[[ PROVIDED MATERIAL open ]]

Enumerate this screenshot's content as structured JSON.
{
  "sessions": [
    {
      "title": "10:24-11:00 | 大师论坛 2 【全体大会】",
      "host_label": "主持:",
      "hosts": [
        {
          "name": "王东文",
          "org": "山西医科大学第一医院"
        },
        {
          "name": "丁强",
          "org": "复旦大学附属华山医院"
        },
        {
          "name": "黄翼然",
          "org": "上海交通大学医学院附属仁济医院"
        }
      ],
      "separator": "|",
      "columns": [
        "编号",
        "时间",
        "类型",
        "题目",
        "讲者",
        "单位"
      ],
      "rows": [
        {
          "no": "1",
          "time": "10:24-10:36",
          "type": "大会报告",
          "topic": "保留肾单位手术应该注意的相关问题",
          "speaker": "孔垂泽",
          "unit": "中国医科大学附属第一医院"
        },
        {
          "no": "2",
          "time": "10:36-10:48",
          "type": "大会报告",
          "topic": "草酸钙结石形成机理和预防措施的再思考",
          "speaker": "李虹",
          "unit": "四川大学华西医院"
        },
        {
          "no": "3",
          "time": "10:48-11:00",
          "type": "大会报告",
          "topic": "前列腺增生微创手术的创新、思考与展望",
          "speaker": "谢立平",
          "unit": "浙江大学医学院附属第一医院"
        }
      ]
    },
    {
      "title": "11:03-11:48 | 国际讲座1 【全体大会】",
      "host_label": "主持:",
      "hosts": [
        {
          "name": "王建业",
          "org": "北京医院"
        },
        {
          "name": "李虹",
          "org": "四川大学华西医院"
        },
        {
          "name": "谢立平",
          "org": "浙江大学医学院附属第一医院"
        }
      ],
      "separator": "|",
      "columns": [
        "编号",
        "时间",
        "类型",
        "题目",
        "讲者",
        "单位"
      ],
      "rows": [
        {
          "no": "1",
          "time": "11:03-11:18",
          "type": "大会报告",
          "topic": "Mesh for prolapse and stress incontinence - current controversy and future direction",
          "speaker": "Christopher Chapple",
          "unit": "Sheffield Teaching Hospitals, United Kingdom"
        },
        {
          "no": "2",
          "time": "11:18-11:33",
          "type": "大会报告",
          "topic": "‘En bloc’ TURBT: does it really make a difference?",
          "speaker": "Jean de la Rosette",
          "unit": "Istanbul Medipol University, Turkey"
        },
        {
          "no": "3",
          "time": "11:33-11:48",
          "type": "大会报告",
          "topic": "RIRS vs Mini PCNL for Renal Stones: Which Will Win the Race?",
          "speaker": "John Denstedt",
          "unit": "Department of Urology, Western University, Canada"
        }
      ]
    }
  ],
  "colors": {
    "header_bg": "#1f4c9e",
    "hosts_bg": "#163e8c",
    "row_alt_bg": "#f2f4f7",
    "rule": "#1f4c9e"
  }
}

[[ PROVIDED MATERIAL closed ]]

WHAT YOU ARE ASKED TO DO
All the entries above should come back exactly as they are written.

OUTPUT FOR THIS EXERCISE
Enumerate this screenshot's content as structured JSON.
{
  "sessions": [
    {
      "title": "10:24-11:00 | 大师论坛 2 【全体大会】",
      "host_label": "主持:",
      "hosts": [
        {
          "name": "王东文",
          "org": "山西医科大学第一医院"
        },
        {
          "name": "丁强",
          "org": "复旦大学附属华山医院"
        },
        {
          "name": "黄翼然",
          "org": "上海交通大学医学院附属仁济医院"
        }
      ],
      "separator": "|",
      "columns": [
        "编号",
        "时间",
        "类型",
        "题目",
        "讲者",
        "单位"
      ],
      "rows": [
        {
          "no": "1",
          "time": "10:24-10:36",
          "type": "大会报告",
          "topic": "保留肾单位手术应该注意的相关问题",
          "speaker": "孔垂泽",
          "unit": "中国医科大学附属第一医院"
        },
        {
          "no": "2",
          "time": "10:36-10:48",
          "type": "大会报告",
          "topic": "草酸钙结石形成机理和预防措施的再思考",
          "speaker": "李虹",
          "unit": "四川大学华西医院"
        },
        {
          "no": "3",
          "time": "10:48-11:00",
          "type": "大会报告",
          "topic": "前列腺增生微创手术的创新、思考与展望",
          "speaker": "谢立平",
          "unit": "浙江大学医学院附属第一医院"
        }
      ]
    },
    {
      "title": "11:03-11:48 | 国际讲座1 【全体大会】",
      "host_label": "主持:",
      "hosts": [
        {
          "name": "王建业",
          "org": "北京医院"
        },
        {
          "name": "李虹",
          "org": "四川大学华西医院"
        },
        {
          "name": "谢立平",
          "org": "浙江大学医学院附属第一医院"
        }
      ],
      "separator": "|",
      "columns": [
        "编号",
        "时间",
        "类型",
        "题目",
        "讲者",
        "单位"
      ],
      "rows": [
        {
          "no": "1",
          "time": "11:03-11:18",
          "type": "大会报告",
          "topic": "Mesh for prolapse and stress incontinence - current controversy and future direction",
          "speaker": "Christopher Chapple",
          "unit": "Sheffield Teaching Hospitals, United Kingdom"
        },
        {
          "no": "2",
          "time": "11:18-11:33",
          "type": "大会报告",
          "topic": "‘En bloc’ TURBT: does it really make a difference?",
          "speaker": "Jean de la Rosette",
          "unit": "Istanbul Medipol University, Turkey"
        },
        {
          "no": "3",
          "time": "11:33-11:48",
          "type": "大会报告",
          "topic": "RIRS vs Mini PCNL for Renal Stones: Which Will Win the Race?",
          "speaker": "John Denstedt",
          "unit": "Department of Urology, Western University, Canada"
        }
      ]
    }
  ],
  "colors": {
    "header_bg": "#1f4c9e",
    "hosts_bg": "#163e8c",
    "row_alt_bg": "#f2f4f7",
    "rule": "#1f4c9e"
  }
}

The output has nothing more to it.